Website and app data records
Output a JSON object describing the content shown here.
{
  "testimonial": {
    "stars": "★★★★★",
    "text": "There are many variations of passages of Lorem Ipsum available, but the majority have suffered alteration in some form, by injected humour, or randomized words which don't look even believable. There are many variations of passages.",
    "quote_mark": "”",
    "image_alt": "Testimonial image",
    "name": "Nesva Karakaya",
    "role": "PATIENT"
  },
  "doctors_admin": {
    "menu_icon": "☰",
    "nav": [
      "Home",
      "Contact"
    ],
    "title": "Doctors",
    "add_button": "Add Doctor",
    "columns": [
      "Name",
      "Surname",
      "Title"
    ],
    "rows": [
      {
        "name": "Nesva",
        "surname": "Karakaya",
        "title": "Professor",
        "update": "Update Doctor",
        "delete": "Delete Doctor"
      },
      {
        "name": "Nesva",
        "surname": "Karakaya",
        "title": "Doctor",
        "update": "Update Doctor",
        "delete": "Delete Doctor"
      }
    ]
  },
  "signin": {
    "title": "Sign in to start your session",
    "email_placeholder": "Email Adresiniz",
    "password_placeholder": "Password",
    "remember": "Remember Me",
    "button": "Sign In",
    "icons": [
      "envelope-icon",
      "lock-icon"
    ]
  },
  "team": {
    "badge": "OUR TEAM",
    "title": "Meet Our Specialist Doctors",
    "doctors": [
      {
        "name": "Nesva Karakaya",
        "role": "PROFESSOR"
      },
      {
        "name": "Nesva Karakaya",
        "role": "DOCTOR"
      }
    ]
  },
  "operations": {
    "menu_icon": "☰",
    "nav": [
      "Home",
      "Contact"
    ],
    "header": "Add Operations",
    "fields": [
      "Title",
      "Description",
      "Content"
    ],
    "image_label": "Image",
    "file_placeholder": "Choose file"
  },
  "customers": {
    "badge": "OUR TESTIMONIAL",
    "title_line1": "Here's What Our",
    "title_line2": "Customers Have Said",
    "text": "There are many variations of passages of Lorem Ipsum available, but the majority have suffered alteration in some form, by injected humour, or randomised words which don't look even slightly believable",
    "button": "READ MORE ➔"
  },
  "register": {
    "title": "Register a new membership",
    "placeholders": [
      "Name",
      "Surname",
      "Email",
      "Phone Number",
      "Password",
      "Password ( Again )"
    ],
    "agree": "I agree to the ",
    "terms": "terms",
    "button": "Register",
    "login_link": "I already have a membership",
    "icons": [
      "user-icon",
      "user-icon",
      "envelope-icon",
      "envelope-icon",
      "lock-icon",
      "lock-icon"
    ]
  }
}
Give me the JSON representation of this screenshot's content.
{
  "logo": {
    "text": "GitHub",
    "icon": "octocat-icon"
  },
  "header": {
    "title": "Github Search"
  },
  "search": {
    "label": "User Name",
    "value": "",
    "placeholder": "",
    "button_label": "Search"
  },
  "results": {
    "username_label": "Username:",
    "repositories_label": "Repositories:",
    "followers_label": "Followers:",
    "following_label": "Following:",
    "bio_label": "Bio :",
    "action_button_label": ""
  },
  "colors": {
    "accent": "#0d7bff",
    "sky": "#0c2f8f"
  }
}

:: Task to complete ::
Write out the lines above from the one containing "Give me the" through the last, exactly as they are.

:: Answer box ::
Give me the JSON representation of this screenshot's content.
{
  "logo": {
    "text": "GitHub",
    "icon": "octocat-icon"
  },
  "header": {
    "title": "Github Search"
  },
  "search": {
    "label": "User Name",
    "value": "",
    "placeholder": "",
    "button_label": "Search"
  },
  "results": {
    "username_label": "Username:",
    "repositories_label": "Repositories:",
    "followers_label": "Followers:",
    "following_label": "Following:",
    "bio_label": "Bio :",
    "action_button_label": ""
  },
  "colors": {
    "accent": "#0d7bff",
    "sky": "#0c2f8f"
  }
}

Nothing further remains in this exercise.